Almost half of home wi-fi networks can be hacked in less than five seconds, a study has found.
Around 40,000 networks across six UK cities were found to be high risk, with half of them having no password at all, despite 82 per cent of Brits believing their home wireless networks are secure, the research by insurance firm CPP discovered.
In the experiment, “ethical hacker” Jason Hart used specially developed, freely available software to identify insecure networks.
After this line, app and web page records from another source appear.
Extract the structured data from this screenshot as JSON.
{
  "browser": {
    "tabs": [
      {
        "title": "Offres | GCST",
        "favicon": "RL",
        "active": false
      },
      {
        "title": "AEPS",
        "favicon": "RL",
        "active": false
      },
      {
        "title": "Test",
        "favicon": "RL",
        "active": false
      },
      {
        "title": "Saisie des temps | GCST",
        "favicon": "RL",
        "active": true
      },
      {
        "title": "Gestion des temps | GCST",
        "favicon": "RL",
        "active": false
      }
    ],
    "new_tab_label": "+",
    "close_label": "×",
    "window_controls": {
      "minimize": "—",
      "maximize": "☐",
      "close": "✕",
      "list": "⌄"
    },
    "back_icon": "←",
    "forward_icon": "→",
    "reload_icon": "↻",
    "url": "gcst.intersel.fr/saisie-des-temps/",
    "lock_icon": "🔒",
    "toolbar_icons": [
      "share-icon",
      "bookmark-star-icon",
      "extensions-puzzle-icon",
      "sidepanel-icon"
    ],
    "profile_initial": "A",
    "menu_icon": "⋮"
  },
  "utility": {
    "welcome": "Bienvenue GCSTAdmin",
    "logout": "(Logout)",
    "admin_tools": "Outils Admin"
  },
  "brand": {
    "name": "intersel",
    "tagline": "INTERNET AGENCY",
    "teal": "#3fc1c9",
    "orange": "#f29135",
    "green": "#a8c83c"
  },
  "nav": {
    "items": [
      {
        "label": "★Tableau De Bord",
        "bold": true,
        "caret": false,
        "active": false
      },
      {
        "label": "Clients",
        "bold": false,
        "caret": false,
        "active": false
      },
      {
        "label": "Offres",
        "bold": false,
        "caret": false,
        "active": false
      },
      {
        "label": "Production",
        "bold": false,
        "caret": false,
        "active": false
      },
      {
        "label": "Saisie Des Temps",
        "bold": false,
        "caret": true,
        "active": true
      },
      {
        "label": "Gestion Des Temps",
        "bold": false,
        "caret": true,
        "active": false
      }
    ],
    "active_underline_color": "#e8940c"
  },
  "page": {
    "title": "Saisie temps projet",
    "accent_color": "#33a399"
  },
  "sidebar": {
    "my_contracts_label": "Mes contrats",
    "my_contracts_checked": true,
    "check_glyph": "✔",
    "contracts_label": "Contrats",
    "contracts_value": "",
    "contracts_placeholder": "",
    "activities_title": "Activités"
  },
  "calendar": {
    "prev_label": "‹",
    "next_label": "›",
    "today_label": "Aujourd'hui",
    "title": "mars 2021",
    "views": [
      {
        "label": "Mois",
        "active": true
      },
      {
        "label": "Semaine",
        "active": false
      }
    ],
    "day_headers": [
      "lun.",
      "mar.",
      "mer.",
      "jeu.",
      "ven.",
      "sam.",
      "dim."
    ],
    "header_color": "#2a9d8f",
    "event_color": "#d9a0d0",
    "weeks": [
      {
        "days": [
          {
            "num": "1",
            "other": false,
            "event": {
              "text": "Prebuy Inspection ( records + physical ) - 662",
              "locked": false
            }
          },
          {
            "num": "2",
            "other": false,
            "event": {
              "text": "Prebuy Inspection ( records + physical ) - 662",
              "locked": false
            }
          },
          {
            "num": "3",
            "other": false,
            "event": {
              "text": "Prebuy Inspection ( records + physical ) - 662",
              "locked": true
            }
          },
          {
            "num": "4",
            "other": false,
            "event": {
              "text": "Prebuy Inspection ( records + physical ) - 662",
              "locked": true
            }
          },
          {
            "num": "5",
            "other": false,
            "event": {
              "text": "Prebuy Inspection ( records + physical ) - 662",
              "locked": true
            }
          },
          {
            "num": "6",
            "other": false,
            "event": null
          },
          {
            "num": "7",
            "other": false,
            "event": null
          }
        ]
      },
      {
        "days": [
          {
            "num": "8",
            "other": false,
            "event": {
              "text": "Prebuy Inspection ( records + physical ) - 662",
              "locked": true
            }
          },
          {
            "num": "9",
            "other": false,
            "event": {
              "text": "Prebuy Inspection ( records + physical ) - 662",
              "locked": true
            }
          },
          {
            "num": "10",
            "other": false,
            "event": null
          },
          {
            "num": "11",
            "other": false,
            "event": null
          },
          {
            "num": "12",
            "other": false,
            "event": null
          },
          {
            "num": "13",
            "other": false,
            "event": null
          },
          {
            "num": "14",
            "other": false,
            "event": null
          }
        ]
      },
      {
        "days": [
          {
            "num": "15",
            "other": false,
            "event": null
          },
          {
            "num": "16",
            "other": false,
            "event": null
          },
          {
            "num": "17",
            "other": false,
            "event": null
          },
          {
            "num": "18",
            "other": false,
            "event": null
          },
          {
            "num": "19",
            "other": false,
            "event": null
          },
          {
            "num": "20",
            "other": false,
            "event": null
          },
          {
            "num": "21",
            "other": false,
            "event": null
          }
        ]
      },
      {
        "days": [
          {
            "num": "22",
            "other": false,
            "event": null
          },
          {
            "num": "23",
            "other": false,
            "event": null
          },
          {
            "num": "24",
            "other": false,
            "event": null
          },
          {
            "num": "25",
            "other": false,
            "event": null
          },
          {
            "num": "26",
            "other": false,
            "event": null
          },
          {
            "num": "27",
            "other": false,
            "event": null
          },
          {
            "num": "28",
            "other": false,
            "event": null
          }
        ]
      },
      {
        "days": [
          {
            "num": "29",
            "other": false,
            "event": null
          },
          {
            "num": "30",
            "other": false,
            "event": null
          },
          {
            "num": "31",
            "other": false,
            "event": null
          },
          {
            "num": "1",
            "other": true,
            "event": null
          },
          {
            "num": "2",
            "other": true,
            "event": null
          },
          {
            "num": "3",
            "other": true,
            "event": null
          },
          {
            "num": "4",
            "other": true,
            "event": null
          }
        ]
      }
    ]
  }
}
He found that even those with a password could be hacked within seconds.
Hart was also able to harvest usernames and passwords from users of public wi-fi networks at a rate of more than 350 an hour.
Hart, senior vice president of authentication service provider CRYPTOCard, said: "With the growth in the number of smartphones and wireless networks, it has become far easier for hackers to crack usernames and passwords, allowing them access to emails, social networks, and online banking sites and even to assume the online identity of their victim.
"It's vital that both businesses and individuals think very carefully about network security and what information they provide when going online."